Capitec Bank

(20 August 2018)

Hello Jean

I refer to your email to our CEO – he has referred the issue to me.

You refer to a programmatic advertising issue which is bigger than a single brand issue, it actually talks to the strength of journalism in SA today. We recently met with the Media 24 editor to discuss this issue where he raised his concerns around the issue of fake news and how advertisers should be more accountable. Our view at that meeting, fed back to them, was that the accountability sits with journalists & the media owners too.

A case in point is that a few weeks later Media 24 ran an article on Capitec, which they took from Bloomberg who took it from a fake news report. Granted that News24 was the quickest media group to react and remove the fake story, the fact still remains that the fake story got airtime.

Please see our short answers below:

1) The driving force behind misinformation/fake news websites such as these are monetising the traffic it generates, mainly through advertising revenue.
Your company is indirectly contributing towards this with the programmatic advertisements seen on the site.
Would you consider this statement a fair summary? If not, please indicate an alternative.

• I believe that this statement is a fair view on programmatic advertising however not a fair reflection on Capitec and/or our marketing strategy.
• Our digital media strategy is to serve users who we believe will benefit from our product offering; this unfortunately means serving them ads on sites that communicate misinformation
• Trialling new technologies like programmatic digital advertising means we are constantly learning and optimising
• We blacklist and update exclusions lists on a weekly basis however with the rate at which new sites are created it is something we as a collective (advertisers) need to resolve

2) Who is responsible for your company’s marketing strategy? Do you make use of in-house or external talent to identify and implement these strategies?

• A combination – we have an experienced and diligent marketing department who develop the strategy with external agencies who assist us in the implementation

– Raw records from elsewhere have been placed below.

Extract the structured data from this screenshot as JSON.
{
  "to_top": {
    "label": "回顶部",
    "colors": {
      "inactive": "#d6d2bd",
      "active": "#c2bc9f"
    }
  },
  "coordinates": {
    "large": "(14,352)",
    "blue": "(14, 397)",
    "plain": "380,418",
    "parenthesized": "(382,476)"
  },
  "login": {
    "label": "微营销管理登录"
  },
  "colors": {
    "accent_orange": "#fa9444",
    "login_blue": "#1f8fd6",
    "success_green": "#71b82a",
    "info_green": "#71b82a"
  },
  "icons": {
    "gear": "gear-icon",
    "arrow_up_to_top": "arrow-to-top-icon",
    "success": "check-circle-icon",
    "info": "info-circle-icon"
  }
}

3) What is the mandate of your company’s marketing strategists mentioned in 2) above in respect of advertising on blacklisted websites?
For example, how do you ensure that your brand is not associated with pornographic or illegal websites?

• We utilise various software for delivery of programmatic ads which are globally recognised which optimise and create lists as a “brand watch”
• Capitec & advertising partners also review websites on a monthly optimisation basis – however as said previously it is very hard to decipher which websites are not legitimate as we target based on users

4) Do you take similar precautions to ensure your brand is not associated with misinformation websites? If not, why not?

• See above

5) Were you aware that your advertisements were being published on websites propagating false stories as news?

• No

Now that you are aware that your brand is advertising on misinformation websites, what steps do you intend taking to safeguard the integrity of your brand?

• We will need to step up our efforts at a greater scale; this is something that the marketing, advertising & media industries need to rally around and make a concerted effort against unknowingly supporting fake news.


Charl Nel
Head: Communications


(20 August 2018)

Hello jean

Further to my mail I just sent you can also see this as background on how we approach the issue:

Here’s a list of all the measures that PHD (our media agency) put into place to ensure that our ads are shown in a brand-safe environment:

The following are the content labels used for campaigns using tools such as Campaign Manager and Display & Video 360. These are deemed safe content areas.
• DL-G: Content suitable for general audiences.
• DL-PG: Content suitable for most audiences with parental guidance.
• DL-T: Content suitable for teen and older audiences.
• DL-MA: Content suitable only for mature audiences.
• Not yet labelled: Content that has not been labelled.

Sensitive Category Exclusions – PHD have a full list of sites and keywords (for both Programmatic and Search) which are updated on a monthly basis both locally and from their global parent company. These categories include:
• Adult
• Derogatory
• Download & Sharing
• Weapons
• Gambling
• Violence
• Suggestive
• Profanity
• Alcohol
• Fake News
• Drugs
• Tobacco
• Politics
• Religion
• Tragedy
• Transportation Accidents
• Sensitive Social Issues

Note that Fake News is called out as an excluded category.

In addition 3rd party verification services are used to provide additional assistance:
• Integral Ad Science – this tool also ensures that ads aren’t shown in unsafe or inappropriate content
• Double Verify – authenticates the quality of digital media and is the industry-leading standard
• Adloox – AdLoox is yet another tool to ensure that ads aren’t shown in unsafe or inappropriate content

As can be seen we already take every precaution possible to ensure that our ads are shown in a brand-safe environment with a three levels of protection. However at the rate at which these fake news sites are created, it is difficult to catch them all. This is something that the industry is deliberately working hard against as it’s hard to ensure we always have them all blacklisted. Furthermore, Fake News Sites is semi-subjective and it’s sometimes difficult to ascertain if the site is indeed, fake news.

A recommendation which PHD made to journalists in the past would be to create a portal or list where journalists can flag any new Fake News Sites they come across so that agencies and companies can ensure not to indirectly support these sites. Ultimately, as I mentioned before, this is not an advertiser problem alone. Through joint effort, the problem can possibly be combated.

In closing, we have updated our list of prohibited sites with these two screenshots.


Charl Nel
Head: Communications